Tattered winged bats lie like a discarded newspaper – the items look like something you would discover yourself in an old disused cupboard or a locked drawer. Everything is set out like evidence of a particularly peculiar crime. Who would collect such things? Take any exhibit and imagine it found out of the context of ‘museum’ and it could and has made for a juicy elaborate tale, all on its own.

And the best possession for me? An object, a creature? A construction or contraption which in itself holds an enormous presence, yet could be easily missed. A chilling, yet heart achingly beautiful specimen. A tortoise, cut open, internal parts removed long ago, except for hip and shoulder bones and a head. The shell has been re-attached with a hinge and a hooked latch. A hinge and a latch! I fancy it is a book without words, a thousand stories wide.

I mean, who hasn’t wondered if there really is blood and bone underneath those shells? If actually inside, is a complicated clockwork mechanism or has fancied that a tiny man is in there peddling the tortoise, pressing buttons, pulling strings? Who hasn’t thought of the tortoise, sitting inside his shell (at home) with a cup of tea sitting, skinny and wrinkly on his sofa reading the tortoise news?

Look closer and a more foreboding and sinister tale reveals itself. It is far more unsettling to take it – As it is. There is nothing inside the shell. We can open and close it at will. It is empty. Nothing but shell and bone, heavy with the space of the missing tortoise.

13/06/2016 / jenniferrobsonartist

Limited Edition Prints


Editions of 25





The Blue Hare



The Stag

inverted deertintturquoise





07/12/2015 / jenniferrobsonartist

Christmas Cards

Special edition Christmas card turquoise on black and white 2015 now available online on my Folksy account.

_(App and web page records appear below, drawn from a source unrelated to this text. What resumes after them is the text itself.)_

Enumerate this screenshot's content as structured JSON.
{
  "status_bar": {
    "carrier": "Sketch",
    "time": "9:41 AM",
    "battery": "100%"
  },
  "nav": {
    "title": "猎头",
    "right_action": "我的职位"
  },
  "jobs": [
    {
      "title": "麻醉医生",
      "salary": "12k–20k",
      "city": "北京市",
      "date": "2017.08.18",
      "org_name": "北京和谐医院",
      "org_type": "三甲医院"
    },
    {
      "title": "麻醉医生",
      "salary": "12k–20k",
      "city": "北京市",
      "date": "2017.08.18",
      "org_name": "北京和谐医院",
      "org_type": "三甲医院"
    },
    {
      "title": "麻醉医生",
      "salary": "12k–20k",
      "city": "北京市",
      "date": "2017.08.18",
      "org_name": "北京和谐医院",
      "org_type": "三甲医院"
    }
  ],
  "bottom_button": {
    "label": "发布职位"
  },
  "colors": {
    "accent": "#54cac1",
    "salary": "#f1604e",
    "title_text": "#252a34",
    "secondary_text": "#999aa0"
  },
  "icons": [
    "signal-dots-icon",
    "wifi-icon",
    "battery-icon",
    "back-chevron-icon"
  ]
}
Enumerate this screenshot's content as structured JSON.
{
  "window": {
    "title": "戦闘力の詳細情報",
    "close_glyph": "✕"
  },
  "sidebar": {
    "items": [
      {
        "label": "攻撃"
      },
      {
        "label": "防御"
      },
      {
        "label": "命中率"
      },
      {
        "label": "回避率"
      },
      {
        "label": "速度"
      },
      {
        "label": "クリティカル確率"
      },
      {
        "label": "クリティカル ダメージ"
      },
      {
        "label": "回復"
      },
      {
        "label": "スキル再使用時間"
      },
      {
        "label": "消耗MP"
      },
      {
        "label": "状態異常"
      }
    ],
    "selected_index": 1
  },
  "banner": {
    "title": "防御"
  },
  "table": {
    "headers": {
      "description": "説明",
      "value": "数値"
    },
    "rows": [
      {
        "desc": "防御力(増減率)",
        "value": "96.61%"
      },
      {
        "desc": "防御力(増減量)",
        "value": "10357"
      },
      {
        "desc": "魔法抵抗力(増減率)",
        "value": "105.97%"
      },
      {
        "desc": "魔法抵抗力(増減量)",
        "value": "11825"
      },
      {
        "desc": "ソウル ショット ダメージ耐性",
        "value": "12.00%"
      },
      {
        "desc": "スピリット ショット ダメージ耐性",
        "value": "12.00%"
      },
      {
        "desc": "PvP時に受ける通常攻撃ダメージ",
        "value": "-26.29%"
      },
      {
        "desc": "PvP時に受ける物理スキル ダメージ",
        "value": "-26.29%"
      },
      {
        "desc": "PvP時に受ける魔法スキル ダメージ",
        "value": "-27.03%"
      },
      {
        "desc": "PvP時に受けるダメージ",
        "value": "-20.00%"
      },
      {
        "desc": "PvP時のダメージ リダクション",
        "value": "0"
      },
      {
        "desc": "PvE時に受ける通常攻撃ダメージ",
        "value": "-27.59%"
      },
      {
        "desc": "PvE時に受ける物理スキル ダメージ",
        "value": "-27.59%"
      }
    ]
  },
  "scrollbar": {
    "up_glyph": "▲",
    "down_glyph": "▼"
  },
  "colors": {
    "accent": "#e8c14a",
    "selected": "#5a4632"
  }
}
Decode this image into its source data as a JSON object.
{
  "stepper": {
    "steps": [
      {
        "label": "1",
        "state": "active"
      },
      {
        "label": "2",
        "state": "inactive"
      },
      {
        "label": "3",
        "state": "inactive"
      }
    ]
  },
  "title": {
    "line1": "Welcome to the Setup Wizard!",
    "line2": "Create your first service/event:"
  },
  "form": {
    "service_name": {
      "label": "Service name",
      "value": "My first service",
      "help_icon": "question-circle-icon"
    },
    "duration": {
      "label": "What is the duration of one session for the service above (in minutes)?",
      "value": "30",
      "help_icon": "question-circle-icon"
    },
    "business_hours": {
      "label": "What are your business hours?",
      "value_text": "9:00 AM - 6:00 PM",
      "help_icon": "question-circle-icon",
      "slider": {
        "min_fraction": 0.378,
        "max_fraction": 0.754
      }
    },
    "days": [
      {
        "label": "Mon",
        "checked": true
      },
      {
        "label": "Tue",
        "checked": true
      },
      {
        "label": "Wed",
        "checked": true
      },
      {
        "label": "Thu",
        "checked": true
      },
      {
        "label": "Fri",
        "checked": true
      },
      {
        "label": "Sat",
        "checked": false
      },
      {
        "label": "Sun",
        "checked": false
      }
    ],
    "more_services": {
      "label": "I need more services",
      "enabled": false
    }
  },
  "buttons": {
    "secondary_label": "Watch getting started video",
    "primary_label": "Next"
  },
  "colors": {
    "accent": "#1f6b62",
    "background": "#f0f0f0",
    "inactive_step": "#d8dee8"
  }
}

Coloured prints soon to be available.

01/12/2015 / jenniferrobsonartist

25/05/2015 / jenniferrobsonartist

Pablo Neruda, a Doll’s House and My Granda

So much in this, could’ve been six blogs! But I was just beginning.

Jennifer Robson - Artist

What a beautiful blue sky with white cloud sunny day! It just makes me feel so hopeful and like anything is possible. Sunlight is streaming through my studio window alighting on my work, casting incredible shadows on my horses and hares in my little sets. I love how my new work interacts with its surroundings like this, that’s the beauty of sculpture! The whole feel of a piece can change when you literally – see it in a different light. The sunlight sparkles and twinkles little glitter spots all over my studio. Just fabulous! I worked on my Doll’s House yesterday and have made lots of headway as to where it is going and what it is all about. It came from an original sketchbook idea I had 3years ago, after I read in a symbolism book that the house is often used as a representative symbol of the psyche…

View original post 797 more words

25/05/2015 / jenniferrobsonartist

500 new fairytales! You may have noticed

500 new fairytales!

You may have noticed I love fairytales…Well look here! 500 new fairytales discovered jeezo! Read The girl and the Turnip (?) here…

22/05/2015 / jenniferrobsonartist

Artist at work…. A few images of me wi

Artist at work….

A few images of me with my work or teaching from over the years. 🙂 7 ges of me an md

21/05/2015 / jenniferrobsonartist

Horses Horses Horses A few mock ups of m

Horses Horses Horses

A few mock ups of my horses in homes. 🙂 Prints now available large size here. 🙂

17/05/2015 / jenniferrobsonartist

:ooking over my first show, a really dif

:ooking over my first show, a really different atmosphere to The Girl who had a Tail. Polar opposite feelings. Dark and light. Interesting, obvious where my head was in each show. Art reflects life reflects Art. Now I need balance. Telling Tales (Tails) 2011

16/05/2015 / jenniferrobsonartist

aaaw this is just beautiful. I love natu

aaaw this is just beautiful. I love nature inspired art that interacts with its surroundings. Collosal why you so amazing?

16/05/2015 / jenniferrobsonartist

Has anybody seen these documentaries? Th

Has anybody seen these documentaries? They are amazing, if your looking for summit to do this avo watch these. i want a rummage in Polly Morgan’s freezer. I want to have a team to work for me like Gormley…yes please thank you!